## Problem to work on
Print each entry word for word.

-------- Data --------

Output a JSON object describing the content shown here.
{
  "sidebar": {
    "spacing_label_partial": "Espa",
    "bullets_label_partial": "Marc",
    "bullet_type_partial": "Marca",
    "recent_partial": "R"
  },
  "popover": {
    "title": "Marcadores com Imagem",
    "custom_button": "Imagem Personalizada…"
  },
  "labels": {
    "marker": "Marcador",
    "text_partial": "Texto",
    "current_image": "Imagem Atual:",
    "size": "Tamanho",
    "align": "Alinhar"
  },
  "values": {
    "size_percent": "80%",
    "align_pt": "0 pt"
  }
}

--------

## Solution to the exercise
Output a JSON object describing the content shown here.
{
  "sidebar": {
    "spacing_label_partial": "Espa",
    "bullets_label_partial": "Marc",
    "bullet_type_partial": "Marca",
    "recent_partial": "R"
  },
  "popover": {
    "title": "Marcadores com Imagem",
    "custom_button": "Imagem Personalizada…"
  },
  "labels": {
    "marker": "Marcador",
    "text_partial": "Texto",
    "current_image": "Imagem Atual:",
    "size": "Tamanho",
    "align": "Alinhar"
  },
  "values": {
    "size_percent": "80%",
    "align_pt": "0 pt"
  }
}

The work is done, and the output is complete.